1 - Eye contact is a polite way to start conversations
Erving Goffman in his book "Behavior in Public Places" studied the way people interacted in twos and threes and small groups and looked at how people move from unfocused interactions, where they're in the same place but not together, to encounters, where they're actually talking to each other.
He saw that people didn't just start talking but used ambiguous expressive communication to ask if it was *okay* to start talking first.
Hang on, expressive communication? Right, he made a division into two kinds of messages:
Linguistic messages are your spoken ones. You speak about whatever you want, and deliberately communicate the meaning you want to communicate. Like me giving this talk.
Expressive messages are the ones you - you're the message receiver - *glean* about me. The fact I chose to use this particular word rather than another. My body language. The fact I'm here at all! A nervous laugh.
Expressive messages are usually involuntary, but you can pretend if you want: that's like a poker face.
The great thing about expressive messages is that your intention of sending them is usually unclear -- or at least unprovable! The reason I'm talking, and talking is linguistic communication, is to give you information, so much is obvious, but if I look in your direction am I trying to get your attention, or just staring into space?

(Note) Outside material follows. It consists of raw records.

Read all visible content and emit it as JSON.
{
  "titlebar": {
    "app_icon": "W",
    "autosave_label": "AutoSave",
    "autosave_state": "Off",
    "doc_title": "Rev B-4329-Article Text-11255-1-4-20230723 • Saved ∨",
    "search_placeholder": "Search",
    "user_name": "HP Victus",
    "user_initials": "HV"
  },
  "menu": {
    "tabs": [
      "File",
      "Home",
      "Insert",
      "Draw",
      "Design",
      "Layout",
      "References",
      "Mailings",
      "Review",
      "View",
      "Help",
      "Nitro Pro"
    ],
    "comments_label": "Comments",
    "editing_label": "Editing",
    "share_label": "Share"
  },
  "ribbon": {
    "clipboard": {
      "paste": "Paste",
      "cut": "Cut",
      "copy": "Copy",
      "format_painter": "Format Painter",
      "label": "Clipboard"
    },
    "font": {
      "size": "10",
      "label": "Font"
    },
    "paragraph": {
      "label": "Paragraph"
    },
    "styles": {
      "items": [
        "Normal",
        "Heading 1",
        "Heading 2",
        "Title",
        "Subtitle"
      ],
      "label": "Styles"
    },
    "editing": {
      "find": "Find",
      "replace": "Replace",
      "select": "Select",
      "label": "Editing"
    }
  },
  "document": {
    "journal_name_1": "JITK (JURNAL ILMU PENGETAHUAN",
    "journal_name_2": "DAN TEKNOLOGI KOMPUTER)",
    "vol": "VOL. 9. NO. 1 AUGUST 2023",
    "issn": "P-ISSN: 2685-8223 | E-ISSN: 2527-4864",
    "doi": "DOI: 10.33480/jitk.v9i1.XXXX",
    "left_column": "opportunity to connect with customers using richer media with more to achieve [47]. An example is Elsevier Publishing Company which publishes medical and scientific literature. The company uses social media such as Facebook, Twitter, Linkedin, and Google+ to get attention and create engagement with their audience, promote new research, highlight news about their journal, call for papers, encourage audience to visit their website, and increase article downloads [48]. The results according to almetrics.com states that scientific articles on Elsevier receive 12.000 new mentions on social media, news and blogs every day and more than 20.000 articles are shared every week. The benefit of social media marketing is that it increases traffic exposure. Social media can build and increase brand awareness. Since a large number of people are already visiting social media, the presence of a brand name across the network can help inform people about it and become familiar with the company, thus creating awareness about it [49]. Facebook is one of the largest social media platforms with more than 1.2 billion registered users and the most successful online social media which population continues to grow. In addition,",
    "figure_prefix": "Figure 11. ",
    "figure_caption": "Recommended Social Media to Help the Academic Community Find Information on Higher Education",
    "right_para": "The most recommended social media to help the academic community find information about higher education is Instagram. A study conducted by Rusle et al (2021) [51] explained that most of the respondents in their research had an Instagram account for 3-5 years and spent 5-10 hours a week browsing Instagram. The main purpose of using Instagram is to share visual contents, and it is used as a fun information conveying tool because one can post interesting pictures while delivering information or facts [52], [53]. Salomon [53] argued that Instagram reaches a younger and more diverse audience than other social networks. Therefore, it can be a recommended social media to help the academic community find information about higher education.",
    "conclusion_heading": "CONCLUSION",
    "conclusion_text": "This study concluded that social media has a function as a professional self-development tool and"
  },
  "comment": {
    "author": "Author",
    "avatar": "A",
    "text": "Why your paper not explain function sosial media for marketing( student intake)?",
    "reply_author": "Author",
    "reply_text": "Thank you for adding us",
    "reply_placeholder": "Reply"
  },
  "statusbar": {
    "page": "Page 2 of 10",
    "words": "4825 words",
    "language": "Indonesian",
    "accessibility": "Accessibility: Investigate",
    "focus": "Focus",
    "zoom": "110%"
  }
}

So Goffman found that a person would try to start a conversation with a glance that is...